US House Speaker John Boehner returns to his office after a visit to the House floor for procedural votes for legislation to fund the Department of Homeland Security at the Capitol in Washington, Feb. 27, 2015.
Photo by Jonathan Ernst/Reuters

The legacy Speaker Boehner leaves behind

One my favorite moments of House Speaker John Boehner’s tenure came in July 2013, when the Ohio Republican sat down with Bob Schieffer on CBS’s “Face the Nation.” The host asked the GOP leader a question on the minds of many.
SCHIEFFER: Any way you cut it, and whoever`s fault it is, you have presided over what it perhaps the least-productive and certainly one of the least popular congresses in history. How do you feel about that?
BOEHNER: Well, Bob, we should not be judged on how many new laws we create. We ought to be judged on how many laws that we repeal.
As we talked about at the time, it was an unintentionally amusing exchange. Boehner was effectively trying to rebrand failure – instead of finding solutions to ongoing challenges, the Speaker argued Congress should be focusing on undoing solutions to previous challenges.
But the argument suffered from one serious flaw: Congress was historically inept, but it wasn’t repealing any laws, either. In effect, Boehner was arguing, “Sure, by your standard, I look like a failure, but I prefer my own standard, by which I’m still a failure.”
As the Speaker leaves the stage, it’s difficult, even for the most sycophantic of Republican partisans, to boast about the Boehner Era. It was on his watch that Congress ceased to function as an effective legislative body, saw its popularity plummet to unprecedented depths, and routinely struggled to complete even the most basic tasks.
It’s just below the surface, though, where the more interesting conversation takes place.
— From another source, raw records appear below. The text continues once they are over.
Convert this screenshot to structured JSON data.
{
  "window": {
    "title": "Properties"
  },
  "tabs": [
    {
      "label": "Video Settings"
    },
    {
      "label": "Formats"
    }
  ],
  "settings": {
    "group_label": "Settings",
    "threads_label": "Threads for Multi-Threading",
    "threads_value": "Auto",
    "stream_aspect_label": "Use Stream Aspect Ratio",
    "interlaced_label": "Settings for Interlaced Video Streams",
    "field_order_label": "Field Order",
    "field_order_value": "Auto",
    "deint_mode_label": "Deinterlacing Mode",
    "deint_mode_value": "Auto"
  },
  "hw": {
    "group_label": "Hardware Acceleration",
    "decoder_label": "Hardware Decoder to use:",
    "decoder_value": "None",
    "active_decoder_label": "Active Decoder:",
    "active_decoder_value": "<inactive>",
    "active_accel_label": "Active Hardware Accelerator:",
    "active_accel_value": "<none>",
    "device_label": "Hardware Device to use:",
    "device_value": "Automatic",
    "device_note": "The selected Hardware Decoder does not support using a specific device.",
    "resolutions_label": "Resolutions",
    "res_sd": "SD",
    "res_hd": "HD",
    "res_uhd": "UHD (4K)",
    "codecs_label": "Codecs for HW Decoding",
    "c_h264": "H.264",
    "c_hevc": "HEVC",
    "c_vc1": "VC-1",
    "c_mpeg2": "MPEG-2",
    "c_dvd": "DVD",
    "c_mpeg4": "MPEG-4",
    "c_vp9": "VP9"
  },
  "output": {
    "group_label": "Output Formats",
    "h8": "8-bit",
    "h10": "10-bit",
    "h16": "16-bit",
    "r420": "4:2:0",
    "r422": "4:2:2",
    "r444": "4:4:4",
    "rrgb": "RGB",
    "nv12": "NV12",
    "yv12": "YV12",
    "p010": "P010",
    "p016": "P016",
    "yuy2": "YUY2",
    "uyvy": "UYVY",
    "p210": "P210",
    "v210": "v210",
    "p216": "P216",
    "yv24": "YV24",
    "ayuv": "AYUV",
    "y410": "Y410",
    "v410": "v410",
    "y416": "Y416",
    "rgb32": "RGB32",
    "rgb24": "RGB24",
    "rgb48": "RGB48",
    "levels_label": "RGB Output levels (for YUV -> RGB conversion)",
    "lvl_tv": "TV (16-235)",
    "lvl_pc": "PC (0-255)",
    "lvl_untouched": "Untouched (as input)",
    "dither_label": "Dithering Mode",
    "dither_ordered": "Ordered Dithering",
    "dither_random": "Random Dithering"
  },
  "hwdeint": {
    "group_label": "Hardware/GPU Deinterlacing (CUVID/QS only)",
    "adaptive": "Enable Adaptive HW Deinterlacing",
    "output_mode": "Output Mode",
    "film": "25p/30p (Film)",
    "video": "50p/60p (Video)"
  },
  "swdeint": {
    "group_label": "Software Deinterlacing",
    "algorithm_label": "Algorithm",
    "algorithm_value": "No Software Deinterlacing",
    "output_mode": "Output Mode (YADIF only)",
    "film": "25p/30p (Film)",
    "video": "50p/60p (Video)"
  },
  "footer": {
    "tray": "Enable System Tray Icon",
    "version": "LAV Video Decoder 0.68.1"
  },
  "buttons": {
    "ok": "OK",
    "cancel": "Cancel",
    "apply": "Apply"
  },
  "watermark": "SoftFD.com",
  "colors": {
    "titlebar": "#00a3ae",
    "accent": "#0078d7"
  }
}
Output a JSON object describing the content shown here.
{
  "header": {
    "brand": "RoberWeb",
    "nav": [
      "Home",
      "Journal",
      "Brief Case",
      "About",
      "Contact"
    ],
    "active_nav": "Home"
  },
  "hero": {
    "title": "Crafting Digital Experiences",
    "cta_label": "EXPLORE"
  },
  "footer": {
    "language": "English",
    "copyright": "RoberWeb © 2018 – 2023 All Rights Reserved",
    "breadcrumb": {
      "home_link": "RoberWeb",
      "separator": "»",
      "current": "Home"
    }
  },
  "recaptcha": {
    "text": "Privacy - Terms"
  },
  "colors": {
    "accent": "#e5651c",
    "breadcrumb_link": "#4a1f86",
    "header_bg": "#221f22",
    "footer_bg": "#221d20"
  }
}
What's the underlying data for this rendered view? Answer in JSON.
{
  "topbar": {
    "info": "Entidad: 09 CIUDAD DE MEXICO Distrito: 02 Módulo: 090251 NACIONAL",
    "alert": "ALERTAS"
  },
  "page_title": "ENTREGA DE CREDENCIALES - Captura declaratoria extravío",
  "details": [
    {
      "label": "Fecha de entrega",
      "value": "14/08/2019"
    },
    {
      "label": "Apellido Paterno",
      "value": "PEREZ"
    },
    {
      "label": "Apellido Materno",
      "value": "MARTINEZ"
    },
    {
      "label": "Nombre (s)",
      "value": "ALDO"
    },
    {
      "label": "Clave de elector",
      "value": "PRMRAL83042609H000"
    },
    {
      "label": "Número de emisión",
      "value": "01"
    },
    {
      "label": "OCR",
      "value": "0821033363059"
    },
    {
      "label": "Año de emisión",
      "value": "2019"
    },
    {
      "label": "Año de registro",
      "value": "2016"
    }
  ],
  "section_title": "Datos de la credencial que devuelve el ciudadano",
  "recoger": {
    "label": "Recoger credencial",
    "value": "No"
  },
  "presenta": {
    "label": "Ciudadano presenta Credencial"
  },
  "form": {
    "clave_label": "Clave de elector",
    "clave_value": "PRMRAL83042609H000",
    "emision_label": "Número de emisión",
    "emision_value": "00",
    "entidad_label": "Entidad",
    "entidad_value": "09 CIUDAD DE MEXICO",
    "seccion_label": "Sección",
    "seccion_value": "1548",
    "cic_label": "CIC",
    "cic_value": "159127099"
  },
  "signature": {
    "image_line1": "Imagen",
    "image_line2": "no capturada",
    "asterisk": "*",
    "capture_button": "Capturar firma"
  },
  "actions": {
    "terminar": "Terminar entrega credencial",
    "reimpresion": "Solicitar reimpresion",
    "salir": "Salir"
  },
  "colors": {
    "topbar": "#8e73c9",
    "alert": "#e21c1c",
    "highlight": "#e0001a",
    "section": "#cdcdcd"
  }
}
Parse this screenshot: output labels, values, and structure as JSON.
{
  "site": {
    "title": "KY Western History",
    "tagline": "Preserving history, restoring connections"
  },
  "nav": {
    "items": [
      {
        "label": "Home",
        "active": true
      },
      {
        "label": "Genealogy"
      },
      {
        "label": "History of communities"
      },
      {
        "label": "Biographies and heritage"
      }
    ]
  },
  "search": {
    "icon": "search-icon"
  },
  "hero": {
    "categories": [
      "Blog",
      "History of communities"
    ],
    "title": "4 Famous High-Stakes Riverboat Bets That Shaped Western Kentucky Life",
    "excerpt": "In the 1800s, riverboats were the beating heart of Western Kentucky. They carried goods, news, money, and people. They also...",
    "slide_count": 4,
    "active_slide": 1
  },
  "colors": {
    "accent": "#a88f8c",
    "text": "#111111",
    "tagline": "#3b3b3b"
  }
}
As we discussed in February, there are basically three schools of thought when it comes to Boehner. The first is that he’s a terrible failure who’s been unable to lead or govern. The second is that he’s a terrible failure, but it’s not really his fault because the radicalization of Republican politics has made it impossible for anyone to be an effective Speaker. He wasn’t up for the job, but it’s an inherently impossible task.
And the third is that Boehner made the best of a terrible situation – thanks to the Ohio congressman, Republicans have generally avoided doing real, lasting harm to the United States. Were it not for Boehner’s steady hand, the scale of GOP-imposed catastrophes would have been far worse.
Regular readers will recall that I’ve never found this third argument persuasive, in part because Boehner wasn’t able to prevent a government shutdown and a damaging debt-ceiling crisis, and in part because we should set the bar higher for success. Praising this Speaker for preventing fiascoes is like giving folks the Parents of the Year award because their kids have not yet burned down their home.
And that leaves us with the other two options: (1) he failed and it’s mostly his fault, or (2) he failed and it’s mostly his members’ fault.
That’s admittedly a much tougher call, and I’ve gone back and forth on this over the years. On the one hand, part of Boehner’s job has been to navigate unfriendly waters. A Speaker has to prioritize, establish a clear vision, know when there’s trouble ahead, and carefully guide his or her party away from it. Boehner never could. At times, he didn’t even seem to try.
On the other hand, too many of his members really are barking mad, forcing him to pursue ridiculous gambits that his instincts told him were a terrible idea.
The sad reality is, however, that either explanation paints an ugly picture of a hopeless leader. Boehner, regardless of who’s fault it is, is arguably the weakest Speaker in modern American history and his painfully short list of accomplishments is testament to an era of missed opportunities.